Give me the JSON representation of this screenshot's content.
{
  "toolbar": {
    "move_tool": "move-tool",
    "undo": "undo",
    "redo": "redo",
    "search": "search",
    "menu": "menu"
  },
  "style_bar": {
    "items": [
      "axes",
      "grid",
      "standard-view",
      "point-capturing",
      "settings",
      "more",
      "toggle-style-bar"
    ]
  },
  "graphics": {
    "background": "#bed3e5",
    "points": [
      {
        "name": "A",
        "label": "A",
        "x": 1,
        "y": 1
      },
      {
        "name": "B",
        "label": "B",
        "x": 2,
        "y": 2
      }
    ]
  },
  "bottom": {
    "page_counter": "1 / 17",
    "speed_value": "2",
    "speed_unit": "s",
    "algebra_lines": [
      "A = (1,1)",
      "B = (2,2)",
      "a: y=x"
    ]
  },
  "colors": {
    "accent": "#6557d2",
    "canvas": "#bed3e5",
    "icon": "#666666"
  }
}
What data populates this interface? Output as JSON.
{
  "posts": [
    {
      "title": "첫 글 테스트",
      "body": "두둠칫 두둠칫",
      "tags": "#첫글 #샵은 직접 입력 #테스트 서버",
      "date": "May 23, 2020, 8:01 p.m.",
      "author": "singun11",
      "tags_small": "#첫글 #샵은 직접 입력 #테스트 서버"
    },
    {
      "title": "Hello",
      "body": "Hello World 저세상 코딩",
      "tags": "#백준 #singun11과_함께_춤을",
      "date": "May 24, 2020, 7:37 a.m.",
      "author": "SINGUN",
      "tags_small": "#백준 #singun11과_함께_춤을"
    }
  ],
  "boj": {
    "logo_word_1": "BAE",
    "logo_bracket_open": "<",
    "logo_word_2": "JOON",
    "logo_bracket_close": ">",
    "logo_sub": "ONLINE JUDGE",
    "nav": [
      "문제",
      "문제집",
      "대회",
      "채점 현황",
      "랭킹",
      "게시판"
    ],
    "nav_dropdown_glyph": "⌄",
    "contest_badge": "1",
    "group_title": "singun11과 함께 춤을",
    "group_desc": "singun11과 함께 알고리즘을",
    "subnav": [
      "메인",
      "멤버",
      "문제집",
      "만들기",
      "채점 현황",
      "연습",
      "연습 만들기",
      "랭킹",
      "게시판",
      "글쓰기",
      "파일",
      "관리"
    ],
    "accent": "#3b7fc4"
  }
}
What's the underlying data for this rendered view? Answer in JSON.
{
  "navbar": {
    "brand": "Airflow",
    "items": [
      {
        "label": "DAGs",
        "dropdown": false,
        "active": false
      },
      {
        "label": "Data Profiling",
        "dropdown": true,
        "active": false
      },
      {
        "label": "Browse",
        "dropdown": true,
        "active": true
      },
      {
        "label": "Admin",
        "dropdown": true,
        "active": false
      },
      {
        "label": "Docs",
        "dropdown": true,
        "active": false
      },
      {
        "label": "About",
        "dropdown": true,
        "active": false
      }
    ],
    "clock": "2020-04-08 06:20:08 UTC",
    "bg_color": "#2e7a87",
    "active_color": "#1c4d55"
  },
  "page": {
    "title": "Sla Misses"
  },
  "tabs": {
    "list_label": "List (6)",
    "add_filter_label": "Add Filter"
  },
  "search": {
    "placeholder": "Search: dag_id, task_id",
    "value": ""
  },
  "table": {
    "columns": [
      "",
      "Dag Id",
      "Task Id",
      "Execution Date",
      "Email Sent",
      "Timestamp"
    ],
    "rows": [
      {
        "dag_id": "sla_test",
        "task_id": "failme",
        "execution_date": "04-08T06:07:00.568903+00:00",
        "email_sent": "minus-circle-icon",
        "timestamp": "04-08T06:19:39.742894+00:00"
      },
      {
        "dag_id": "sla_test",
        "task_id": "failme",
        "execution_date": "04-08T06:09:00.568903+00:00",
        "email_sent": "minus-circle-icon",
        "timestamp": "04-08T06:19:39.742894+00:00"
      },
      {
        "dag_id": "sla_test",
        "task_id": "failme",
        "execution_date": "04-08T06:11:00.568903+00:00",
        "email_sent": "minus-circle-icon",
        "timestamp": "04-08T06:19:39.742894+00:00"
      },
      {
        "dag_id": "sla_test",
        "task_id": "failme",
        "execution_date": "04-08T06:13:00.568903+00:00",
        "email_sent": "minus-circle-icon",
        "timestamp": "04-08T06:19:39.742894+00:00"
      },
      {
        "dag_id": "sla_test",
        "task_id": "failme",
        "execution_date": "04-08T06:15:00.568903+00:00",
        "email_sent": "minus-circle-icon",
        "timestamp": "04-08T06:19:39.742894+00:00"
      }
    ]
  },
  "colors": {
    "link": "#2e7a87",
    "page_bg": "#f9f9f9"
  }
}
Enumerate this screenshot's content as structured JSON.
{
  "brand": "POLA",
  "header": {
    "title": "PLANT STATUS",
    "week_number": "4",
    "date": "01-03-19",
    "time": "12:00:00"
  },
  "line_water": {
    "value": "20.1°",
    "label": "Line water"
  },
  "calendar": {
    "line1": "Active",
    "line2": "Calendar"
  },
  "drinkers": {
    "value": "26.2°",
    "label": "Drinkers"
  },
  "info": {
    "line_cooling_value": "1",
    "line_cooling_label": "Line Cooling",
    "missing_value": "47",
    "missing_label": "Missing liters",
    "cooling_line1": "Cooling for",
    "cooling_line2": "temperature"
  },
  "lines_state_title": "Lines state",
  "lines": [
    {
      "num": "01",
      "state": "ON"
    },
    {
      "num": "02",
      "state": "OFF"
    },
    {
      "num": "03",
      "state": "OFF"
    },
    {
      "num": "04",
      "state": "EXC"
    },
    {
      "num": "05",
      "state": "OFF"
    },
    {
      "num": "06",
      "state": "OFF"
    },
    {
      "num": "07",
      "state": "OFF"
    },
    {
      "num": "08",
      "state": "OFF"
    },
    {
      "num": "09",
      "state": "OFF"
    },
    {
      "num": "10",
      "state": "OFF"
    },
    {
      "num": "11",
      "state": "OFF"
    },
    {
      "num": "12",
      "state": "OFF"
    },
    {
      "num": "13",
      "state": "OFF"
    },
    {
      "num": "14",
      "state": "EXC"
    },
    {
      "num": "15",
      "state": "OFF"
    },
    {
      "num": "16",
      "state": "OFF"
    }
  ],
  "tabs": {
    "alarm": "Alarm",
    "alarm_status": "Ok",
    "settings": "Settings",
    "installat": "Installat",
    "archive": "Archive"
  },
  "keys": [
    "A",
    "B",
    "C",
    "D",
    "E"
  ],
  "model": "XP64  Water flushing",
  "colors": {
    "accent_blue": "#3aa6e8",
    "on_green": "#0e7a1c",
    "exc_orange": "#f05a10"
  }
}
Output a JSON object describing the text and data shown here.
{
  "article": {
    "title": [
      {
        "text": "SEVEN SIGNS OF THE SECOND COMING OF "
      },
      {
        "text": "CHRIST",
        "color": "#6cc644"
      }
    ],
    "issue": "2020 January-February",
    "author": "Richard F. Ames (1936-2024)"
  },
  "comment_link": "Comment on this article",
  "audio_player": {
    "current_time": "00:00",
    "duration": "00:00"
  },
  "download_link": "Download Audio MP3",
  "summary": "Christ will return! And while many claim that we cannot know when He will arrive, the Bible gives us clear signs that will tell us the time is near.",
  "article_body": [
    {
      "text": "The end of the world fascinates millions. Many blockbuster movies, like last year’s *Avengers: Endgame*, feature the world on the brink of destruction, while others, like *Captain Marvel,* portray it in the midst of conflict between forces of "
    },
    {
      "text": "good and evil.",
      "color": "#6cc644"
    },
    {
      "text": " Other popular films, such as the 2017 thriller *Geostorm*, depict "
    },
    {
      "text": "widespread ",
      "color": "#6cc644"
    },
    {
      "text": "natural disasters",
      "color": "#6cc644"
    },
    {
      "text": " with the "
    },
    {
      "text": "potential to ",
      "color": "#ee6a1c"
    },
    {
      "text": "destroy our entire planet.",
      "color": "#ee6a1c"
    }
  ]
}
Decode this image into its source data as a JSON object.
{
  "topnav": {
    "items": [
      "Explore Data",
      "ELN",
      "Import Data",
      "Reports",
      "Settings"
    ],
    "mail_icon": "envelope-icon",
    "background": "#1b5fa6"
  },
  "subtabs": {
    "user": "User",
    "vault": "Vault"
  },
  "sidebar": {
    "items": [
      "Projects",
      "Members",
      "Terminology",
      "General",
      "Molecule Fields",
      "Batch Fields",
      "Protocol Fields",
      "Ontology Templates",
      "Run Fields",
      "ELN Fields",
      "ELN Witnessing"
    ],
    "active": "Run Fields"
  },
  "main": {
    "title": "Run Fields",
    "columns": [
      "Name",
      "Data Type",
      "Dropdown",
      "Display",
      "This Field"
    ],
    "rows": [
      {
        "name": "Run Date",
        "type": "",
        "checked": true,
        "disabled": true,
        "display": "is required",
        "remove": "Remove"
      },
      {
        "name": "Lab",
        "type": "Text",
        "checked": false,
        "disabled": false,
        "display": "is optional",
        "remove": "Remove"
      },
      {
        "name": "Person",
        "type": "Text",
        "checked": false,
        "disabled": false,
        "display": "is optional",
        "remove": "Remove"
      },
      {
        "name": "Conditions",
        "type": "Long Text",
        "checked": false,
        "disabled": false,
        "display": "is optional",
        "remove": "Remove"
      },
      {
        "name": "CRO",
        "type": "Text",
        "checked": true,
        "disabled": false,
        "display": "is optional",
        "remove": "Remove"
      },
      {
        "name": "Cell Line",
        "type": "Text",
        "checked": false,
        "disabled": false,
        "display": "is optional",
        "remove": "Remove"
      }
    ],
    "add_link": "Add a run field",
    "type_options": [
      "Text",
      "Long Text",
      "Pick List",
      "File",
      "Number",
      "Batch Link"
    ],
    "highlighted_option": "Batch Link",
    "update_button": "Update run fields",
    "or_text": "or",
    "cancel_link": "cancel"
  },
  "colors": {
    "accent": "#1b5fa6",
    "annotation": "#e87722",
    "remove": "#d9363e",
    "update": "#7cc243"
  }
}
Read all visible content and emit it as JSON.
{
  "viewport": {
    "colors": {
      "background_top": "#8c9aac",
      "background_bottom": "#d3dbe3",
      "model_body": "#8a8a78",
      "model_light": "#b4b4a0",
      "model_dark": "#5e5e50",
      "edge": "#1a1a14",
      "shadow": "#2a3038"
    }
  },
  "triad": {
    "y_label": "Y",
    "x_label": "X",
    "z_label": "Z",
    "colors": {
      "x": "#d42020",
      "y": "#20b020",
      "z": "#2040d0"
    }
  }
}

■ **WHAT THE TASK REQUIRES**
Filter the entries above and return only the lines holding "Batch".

■ **ANSWER SPACE**
      "Batch Fields",
      "Batch Link"
    "highlighted_option": "Batch Link",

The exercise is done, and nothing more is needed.